Whatever Happened to Janie? picks up not long after the cliffhanger ending of The Face on the Milk Carton. Janie is sent to live with her biological family, the Springs, who welcome their long-lost sister with open arms. Janie, on the other hand, feels horrible about leaving the Johnsons, the parents who raised her, and she just can’t get the hang of the way the Spring household does things. It seems no matter what she does, someone is offended. Jodie and Stephen Spring, the two siblings who remember their sister Jennie from before her kidnapping, try hard to make Janie feel welcome, but they, too, find it difficult to strike the right balance between making up for lost time and dealing with the past.
This second Janie Johnson story presents the reader with another impossible situation - how does a teenage girl start over in a new family when she still loves the family that raised her? This dilemma is presented from every point of view - Janie’s, the Johnsons’, the Springs’, even Janie’s boyfriend Reeve’s - and readers are drawn into each character’s struggle to make things right.

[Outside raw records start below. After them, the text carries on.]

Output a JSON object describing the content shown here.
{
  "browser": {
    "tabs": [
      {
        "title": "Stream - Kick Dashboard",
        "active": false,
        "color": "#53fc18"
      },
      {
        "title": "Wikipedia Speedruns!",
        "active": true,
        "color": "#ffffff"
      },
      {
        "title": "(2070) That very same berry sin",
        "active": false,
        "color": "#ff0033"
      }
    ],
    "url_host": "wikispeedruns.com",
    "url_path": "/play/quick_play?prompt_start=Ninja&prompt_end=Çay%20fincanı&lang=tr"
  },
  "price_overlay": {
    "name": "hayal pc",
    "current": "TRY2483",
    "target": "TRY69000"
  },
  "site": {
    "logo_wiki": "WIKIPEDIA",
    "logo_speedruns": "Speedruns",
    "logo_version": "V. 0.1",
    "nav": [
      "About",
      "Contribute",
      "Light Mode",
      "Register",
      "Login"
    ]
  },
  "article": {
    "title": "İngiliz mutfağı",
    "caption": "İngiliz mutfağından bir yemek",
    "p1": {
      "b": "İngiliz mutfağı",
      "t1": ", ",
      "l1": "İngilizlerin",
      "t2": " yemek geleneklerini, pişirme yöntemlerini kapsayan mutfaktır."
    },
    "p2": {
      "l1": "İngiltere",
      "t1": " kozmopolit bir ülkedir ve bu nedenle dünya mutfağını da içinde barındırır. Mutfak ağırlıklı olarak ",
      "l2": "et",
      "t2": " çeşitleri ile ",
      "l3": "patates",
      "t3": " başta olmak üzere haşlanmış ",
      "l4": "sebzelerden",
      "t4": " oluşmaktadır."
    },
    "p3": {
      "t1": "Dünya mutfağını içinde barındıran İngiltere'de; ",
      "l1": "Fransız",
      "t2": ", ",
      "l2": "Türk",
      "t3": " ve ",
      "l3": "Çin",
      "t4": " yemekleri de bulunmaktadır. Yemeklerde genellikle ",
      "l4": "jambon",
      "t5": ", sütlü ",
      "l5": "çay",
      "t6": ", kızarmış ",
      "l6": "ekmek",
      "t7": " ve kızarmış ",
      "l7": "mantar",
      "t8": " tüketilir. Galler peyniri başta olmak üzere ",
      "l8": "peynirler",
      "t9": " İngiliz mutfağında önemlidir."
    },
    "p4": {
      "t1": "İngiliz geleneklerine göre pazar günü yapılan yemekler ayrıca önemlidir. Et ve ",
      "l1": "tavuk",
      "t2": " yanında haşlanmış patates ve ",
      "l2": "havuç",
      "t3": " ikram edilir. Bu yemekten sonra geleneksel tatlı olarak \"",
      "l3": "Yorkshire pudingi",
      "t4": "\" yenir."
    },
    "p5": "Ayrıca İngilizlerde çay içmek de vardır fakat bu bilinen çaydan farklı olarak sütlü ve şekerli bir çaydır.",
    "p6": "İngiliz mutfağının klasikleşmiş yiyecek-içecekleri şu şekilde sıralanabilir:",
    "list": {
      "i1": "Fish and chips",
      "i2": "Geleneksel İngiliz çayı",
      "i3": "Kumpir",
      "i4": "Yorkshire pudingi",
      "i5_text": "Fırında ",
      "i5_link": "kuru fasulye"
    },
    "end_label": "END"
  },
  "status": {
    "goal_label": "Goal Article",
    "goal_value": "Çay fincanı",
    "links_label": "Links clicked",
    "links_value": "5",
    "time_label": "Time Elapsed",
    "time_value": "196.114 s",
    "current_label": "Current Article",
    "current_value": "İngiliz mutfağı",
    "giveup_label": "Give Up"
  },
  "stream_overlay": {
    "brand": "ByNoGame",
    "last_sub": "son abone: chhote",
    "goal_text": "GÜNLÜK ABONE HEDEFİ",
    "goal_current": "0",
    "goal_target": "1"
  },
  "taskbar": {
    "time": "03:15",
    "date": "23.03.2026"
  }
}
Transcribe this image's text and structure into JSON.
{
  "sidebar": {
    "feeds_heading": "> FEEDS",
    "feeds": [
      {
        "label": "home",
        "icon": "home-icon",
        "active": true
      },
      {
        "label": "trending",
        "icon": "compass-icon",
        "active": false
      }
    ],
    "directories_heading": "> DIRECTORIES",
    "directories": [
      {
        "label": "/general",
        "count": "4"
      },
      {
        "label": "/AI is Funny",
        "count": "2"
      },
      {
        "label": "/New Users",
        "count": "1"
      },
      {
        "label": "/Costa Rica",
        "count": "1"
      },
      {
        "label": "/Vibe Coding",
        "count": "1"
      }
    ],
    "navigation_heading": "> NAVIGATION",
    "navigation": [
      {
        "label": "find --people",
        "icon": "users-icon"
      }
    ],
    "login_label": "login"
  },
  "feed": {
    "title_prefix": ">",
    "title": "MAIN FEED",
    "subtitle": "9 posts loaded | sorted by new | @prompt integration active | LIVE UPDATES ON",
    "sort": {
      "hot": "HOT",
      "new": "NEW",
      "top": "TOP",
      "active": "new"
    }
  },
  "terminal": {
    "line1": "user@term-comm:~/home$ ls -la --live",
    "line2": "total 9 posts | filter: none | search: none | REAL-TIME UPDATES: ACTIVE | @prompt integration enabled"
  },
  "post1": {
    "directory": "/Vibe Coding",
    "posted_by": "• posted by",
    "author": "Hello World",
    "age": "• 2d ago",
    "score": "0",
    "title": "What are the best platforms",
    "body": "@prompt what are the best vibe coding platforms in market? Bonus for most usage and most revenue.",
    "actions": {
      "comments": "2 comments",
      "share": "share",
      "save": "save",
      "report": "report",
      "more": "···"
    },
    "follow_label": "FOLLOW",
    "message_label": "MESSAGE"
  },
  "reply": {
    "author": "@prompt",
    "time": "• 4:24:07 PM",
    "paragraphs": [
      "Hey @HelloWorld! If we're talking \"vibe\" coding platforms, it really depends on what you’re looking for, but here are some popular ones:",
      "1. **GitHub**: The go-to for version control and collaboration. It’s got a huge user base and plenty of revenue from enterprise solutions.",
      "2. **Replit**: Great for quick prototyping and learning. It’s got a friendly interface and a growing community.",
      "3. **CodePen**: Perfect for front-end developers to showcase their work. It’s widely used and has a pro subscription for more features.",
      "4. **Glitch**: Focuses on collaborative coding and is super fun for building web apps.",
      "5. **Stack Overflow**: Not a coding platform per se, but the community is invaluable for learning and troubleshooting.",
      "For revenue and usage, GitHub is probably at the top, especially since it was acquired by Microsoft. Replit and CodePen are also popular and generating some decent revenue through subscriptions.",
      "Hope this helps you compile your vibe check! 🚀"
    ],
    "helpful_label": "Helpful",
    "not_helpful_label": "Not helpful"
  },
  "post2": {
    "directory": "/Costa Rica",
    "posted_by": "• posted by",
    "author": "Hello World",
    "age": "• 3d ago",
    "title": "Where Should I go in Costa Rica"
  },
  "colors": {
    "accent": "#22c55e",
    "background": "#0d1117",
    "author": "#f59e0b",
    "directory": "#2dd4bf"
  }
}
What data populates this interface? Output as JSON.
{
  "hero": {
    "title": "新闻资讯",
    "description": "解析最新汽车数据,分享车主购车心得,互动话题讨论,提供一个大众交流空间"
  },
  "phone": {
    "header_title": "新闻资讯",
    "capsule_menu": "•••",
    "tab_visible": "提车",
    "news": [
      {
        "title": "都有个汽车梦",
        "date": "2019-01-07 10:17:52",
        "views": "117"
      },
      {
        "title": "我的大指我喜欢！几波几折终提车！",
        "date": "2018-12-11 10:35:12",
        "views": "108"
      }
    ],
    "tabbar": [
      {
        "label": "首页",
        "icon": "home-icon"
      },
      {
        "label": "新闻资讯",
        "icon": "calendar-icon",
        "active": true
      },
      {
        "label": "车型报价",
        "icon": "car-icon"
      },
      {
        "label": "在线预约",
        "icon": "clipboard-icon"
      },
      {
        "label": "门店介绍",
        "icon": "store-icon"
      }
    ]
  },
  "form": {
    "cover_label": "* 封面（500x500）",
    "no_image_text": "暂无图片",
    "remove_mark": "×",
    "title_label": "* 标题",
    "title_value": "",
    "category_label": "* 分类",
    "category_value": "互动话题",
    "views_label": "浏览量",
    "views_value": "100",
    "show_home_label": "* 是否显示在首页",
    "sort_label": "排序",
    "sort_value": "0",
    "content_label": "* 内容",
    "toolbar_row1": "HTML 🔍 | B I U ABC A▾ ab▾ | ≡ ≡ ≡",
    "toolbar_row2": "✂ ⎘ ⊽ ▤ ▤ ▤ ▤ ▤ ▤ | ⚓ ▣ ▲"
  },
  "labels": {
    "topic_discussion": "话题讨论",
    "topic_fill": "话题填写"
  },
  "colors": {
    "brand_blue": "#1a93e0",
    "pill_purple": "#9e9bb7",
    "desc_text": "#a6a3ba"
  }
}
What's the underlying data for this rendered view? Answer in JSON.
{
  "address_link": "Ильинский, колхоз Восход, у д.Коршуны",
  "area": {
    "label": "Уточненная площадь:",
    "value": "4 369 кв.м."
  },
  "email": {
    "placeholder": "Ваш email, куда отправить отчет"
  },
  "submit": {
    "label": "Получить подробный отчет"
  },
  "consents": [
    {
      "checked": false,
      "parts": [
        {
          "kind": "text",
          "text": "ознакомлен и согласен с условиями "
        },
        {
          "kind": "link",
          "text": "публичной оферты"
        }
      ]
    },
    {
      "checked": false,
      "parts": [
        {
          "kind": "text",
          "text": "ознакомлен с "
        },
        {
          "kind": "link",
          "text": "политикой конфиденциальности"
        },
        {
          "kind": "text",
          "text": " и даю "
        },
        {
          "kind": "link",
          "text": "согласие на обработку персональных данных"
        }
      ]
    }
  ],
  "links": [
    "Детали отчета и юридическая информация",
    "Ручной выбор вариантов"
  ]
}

As in the first book, Caroline Cooney’s writing moves along swiftly, taking us through time without dwelling too long on any one incident or character. There is some description, but readers who are bored by long passages without dialogue won’t find themselves bogged down by pages and pages of details. The ending is somewhat romanticized - it seems unlikely that the comment of a police officer to a couple of teenagers would truly be enough to cure them of their resentment toward their sister - but it fits with the mood of the story, and does wrap things up neatly without becoming too maudlin or opening up even more complications at the tail-end of the book. That said, the ending isn’t so cut and dried that readers won’t want more. There are two - soon to be three - more books after this one, and Cooney left herself lots of room to explore.
I remember this book much more clearly than The Face on the Milk Carton, but had still forgotten how things ultimately turn out, so it was a bit like I was reading it for the first time all over again. I’m really looking forward to reviewing the next book, The Voice on the Radio, because I remember that one best of all, and I’m curious to see if it will live up to the memories I have of it.
I borrowed the ebook version of Whatever Happened to Janie? from my local public library.